Economic activity was sluggish in late May, according to reports from across the Sixth District. Merchants' sales did not meet expectations, but inventories were balanced. Auto sales were mixed despite generous incentives. Some softening was noted in District residential housing markets, but activity remained at healthy levels. Commercial markets continued to decline throughout the District. The factory sector was mixed, whereas the tourism and hospitality sector improved. Financial institutions noted continued strength in consumer lending. Labor markets were little changed, with few firms hiring on a permanent basis. Price increases were largely limited to health care, insurance, and some building and packaging products.
According to most District mall retail contacts, May sales were flat compared with a year ago. Although sales were mildly disappointing, most merchants said that inventories were balanced. Discounting has remained prevalent. Home-related product sales continued strong, while other product categories were mixed. Second- and third-quarter sales levels are expected to be flat compared with a year ago. District car dealers reported mixed sales performance. Generous market incentives, which some import manufacturers began to match, helped traffic and sales. However, some dealers complained that sales were lower than expected and that the recent promotions have attracted many potential buyers who did not meet credit requirements.
Real Estate and Construction
District single-family housing markets remained healthy in May. Most contacts said that home sales increased from a year ago, but construction and sales growth weakened somewhat from April to May in several areas. Florida markets continued their strong performance. Realtors described inventories of existing homes as high in Atlanta, Nashville, Knoxville, and Mobile, while inventories were low in Jacksonville, Miami, and Ft. Lauderdale. Most Realtors and builders said that new home inventories were balanced.
Sublease space continued to be a drag on commercial real estate markets throughout the District. Price concessions were present and construction continued to contract. Absorption remained weak; however, several reports indicated that some District markets have begun to stabilize.
Reports from the manufacturing sector were mixed. The District's apparel industry continued to announce plant closings in May. A producer of industrial equipment reported slower activity, whereas a contact at a paper mill reported increased activity. Shipyards in Louisiana and Mississippi announced billion-dollar U.S. Navy contracts. Steel producers began replenishing inventories; however, some contacts were concerned that the tariff on foreign steel would reduce demand. Telecommunications spending was at a standstill. One source expects IT spending to accelerate in the second half of the year as firms replace equipment that has not been upgraded since Y2K initiatives. The auto industry is proceeding with investments to enhance inventory control and logistics.
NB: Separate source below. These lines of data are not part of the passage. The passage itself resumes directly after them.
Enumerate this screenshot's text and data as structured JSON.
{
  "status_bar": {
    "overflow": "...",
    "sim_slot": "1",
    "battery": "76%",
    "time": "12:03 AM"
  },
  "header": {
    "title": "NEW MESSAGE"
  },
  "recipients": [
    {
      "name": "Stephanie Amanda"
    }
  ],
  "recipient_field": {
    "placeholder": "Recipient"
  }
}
Tourism and Business Travel
The District's hospitality and tourism sector continued to improve. Theme parks in central Florida were packed over spring break, and many embarked on recruitment programs to hire thousands of new employees. However, tourism officials noted concern about ongoing weakness in the number of overseas visitors. Airline passenger volumes continued to improve at Miami International Airport, and bookings for the Memorial Day weekend were strong in Miami Beach. However, room rates in Miami remain down from a year ago. Cruise lines continued to operate at full capacity with passenger counts above those of a year ago and strong forward bookings.
Consumer lending was strong across the District and problem assets remained under control, but some contacts noted increases in consumer and business loan delinquencies. Bankers were being very selective in approving new commercial lines of credit. Some contacts expected further losses in the venture capital industry, and there was virtually no merger activity in the small company arena. One report noted that a company that wanted to increase IT spending could not find financing because of conservative lending practices.
Prices and Labor
Most reports indicated that firms were not hiring permanent employees and were using temporary workers to meet any necessary increases in employment. As a result, growth in temporary services was strong throughout the District in May, albeit from relatively low levels. Some firms boosted overtime to avoid hiring new full-time employees. Health care workers remained in short supply.
Pricing pressures were largely benign except for increases in health care costs, insurance, and some building and packaging products. Concrete prices were up by double-digits since the beginning of the year, and paperboard prices have increased. Insurance rates continued to escalate.
Weather conditions were generally fair for major crops, but a few areas reported unfavorable soil conditions. Extreme temperature variations in Georgia contributed to the spread of a fungal disease that affects the state's sweet Vidalia onion crop. Losses for growers in southeastern Georgia could mount to $50 million for what was being called the worst crop ever. In Tennessee, recent abnormally cool weather and flooding hurt the cotton crop. Elsewhere in the region, cotton growers concerned about low prices planted smaller acreage.